The Communist Chinese government — and yes, they’re still Communists after all these years — canceled Christmas this year.
It took less than 24 hours for all the Christmas trees, lights and bells to disappear from a 27-story shopping and office complex in the Chinese city of Nanyang.
Even the giant teddy bear at the mall entrance wasn’t spared, said Ma Jun, who works at a tutoring company in the building.
“Everything is gone and cleaned,” she said.
Christmas continues to be a shopping festival across most of China, with huge trees adorning shopping malls in Shanghai and Beijing, but a growing emphasis on traditional culture by the ruling Communist Party and the systematic suppression of religion under President Xi Jinping are imperiling Santa Claus’s position.
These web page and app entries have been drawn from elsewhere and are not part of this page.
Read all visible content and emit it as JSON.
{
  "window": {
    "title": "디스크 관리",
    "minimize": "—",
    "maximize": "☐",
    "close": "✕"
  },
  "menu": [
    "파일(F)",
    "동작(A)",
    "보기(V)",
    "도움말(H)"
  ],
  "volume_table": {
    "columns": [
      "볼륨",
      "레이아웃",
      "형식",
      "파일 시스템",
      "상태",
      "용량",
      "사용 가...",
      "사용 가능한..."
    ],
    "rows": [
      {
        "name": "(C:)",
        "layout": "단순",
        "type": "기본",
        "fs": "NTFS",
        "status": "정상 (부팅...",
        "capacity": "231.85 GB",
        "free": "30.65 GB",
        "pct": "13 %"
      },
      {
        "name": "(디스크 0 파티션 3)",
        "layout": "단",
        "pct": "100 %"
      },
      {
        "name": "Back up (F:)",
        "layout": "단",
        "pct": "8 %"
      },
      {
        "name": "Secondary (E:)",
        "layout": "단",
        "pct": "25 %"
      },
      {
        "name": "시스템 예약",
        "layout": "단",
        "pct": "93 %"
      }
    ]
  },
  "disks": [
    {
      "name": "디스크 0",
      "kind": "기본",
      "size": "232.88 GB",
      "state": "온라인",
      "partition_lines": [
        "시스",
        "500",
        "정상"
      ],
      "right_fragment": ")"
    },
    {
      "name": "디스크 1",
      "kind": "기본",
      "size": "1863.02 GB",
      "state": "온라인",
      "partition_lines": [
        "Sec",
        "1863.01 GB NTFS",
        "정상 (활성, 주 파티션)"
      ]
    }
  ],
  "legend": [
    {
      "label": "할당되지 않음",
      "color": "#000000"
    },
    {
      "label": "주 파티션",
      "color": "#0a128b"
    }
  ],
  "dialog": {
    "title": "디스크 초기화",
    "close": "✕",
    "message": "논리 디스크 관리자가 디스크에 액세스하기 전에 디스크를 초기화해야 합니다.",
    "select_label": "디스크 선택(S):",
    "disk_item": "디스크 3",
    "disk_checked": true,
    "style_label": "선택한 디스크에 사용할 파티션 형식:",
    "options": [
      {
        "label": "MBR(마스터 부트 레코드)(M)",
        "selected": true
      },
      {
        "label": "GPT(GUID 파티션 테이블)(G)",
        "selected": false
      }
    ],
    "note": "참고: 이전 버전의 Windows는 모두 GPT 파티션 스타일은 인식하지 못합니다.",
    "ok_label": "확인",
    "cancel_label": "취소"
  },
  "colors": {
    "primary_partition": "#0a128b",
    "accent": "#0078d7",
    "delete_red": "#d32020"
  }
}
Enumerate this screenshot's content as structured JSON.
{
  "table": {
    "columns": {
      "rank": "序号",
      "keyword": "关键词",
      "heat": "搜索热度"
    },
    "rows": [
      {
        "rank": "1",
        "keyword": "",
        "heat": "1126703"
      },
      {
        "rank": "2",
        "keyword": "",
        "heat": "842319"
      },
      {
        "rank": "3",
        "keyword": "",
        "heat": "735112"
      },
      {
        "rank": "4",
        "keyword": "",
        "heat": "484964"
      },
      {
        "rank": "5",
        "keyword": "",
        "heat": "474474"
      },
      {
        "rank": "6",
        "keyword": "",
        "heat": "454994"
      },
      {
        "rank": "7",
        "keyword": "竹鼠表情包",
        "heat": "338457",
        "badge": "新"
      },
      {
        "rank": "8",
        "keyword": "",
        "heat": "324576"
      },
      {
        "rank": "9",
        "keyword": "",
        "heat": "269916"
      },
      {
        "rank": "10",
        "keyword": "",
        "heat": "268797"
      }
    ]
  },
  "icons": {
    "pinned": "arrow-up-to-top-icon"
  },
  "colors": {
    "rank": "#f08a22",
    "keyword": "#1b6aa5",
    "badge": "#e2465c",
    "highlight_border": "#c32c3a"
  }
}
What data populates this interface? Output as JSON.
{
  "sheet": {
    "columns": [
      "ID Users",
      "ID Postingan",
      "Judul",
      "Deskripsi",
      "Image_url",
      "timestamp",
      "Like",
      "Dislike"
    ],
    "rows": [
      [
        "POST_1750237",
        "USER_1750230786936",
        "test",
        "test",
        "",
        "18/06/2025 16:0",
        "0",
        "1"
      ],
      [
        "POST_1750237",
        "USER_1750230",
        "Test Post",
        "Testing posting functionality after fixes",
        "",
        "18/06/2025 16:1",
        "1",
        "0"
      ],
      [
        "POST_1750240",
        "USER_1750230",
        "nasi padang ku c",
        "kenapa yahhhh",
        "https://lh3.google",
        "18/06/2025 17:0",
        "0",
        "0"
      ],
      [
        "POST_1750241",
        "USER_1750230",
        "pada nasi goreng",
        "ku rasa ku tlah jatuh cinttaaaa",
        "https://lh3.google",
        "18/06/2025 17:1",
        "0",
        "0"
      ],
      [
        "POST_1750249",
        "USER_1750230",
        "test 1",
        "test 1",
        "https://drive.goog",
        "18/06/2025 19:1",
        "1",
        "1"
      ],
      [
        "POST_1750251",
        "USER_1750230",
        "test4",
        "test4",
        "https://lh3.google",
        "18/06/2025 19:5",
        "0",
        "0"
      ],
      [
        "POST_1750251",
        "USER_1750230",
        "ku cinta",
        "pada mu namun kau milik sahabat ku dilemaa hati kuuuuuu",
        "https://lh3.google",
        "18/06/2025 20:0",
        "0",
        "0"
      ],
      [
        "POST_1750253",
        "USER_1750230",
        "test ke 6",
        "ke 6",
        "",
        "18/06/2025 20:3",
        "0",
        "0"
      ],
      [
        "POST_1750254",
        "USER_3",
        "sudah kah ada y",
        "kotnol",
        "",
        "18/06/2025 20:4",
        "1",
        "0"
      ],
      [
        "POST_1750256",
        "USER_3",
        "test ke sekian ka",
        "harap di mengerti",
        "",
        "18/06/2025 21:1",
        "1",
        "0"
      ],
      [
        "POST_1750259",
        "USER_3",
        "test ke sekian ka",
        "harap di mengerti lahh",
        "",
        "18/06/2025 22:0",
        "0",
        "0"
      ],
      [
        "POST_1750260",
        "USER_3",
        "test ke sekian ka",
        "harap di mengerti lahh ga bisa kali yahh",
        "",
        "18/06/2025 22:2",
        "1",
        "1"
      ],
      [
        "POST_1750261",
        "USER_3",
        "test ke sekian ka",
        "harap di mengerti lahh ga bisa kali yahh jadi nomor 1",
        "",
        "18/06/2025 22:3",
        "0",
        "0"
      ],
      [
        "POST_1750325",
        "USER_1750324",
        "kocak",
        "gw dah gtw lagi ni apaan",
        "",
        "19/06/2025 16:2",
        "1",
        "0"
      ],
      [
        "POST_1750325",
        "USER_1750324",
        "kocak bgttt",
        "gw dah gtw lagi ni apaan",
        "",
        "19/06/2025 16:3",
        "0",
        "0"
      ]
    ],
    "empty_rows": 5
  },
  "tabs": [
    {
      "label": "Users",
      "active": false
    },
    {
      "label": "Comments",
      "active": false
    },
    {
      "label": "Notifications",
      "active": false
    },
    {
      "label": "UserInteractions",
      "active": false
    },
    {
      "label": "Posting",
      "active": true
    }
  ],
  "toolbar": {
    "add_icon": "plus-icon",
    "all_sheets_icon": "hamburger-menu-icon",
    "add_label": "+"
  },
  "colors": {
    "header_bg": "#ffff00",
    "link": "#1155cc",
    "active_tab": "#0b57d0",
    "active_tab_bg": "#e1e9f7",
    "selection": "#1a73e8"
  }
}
At least four Chinese cities and one county have ordered restrictions on Christmas celebrations this year, according to official notices and interviews. Students, teachers and parents from 10 schools around China told The Associated Press that Christmas celebrations have been curtailed.
“The ongoing local reaction against Christmas is part of the wider sentiment since Xi took power,” said Zi Yang, a China expert at the S. Rajaratnam School of International Studies in Singapore.
You would think the secular nature of Christmas would appeal to the commie atheists in the Chinese government. Not so. A growing cultural nationalism in China seeks to remove foreign influences:
“You have a culturally conservative ethos in the country that has definitely been encouraged by the central party-state,” said Guo Yingjie, a professor of Chinese studies at the University of Sydney. “It’s not hard for university presidents or officials to say, ‘OK celebrating Christmas can easily be seen as de-Sinification or promoting Western culture.’”
Students have taken to social media to complain about restrictions on Christmas celebrations at their schools.
At a top Shanghai university, a student union had its Christmas plans cancelled for the first time, an organizer told the AP on condition of anonymity, fearing rebuke.
The students came up with a solution: By replacing “Christmas” with “New Year’s” in their activity proposal and changing the date from Dec. 25, it sailed past school administrators.
No doubt there are many diversity freaks in the U.S. who are applauding the Chinese government’s restrictions on Christmas. What makes us think that our cultural icons are any better than a Chinese cultural icon? This should teach us all a lesson in humility…or something.
I’m sure Santa is secretly pleased. That’s a billion fewer kids he has to stop and deliver presents to. He’s getting kind of old and he can sure use a break now and then.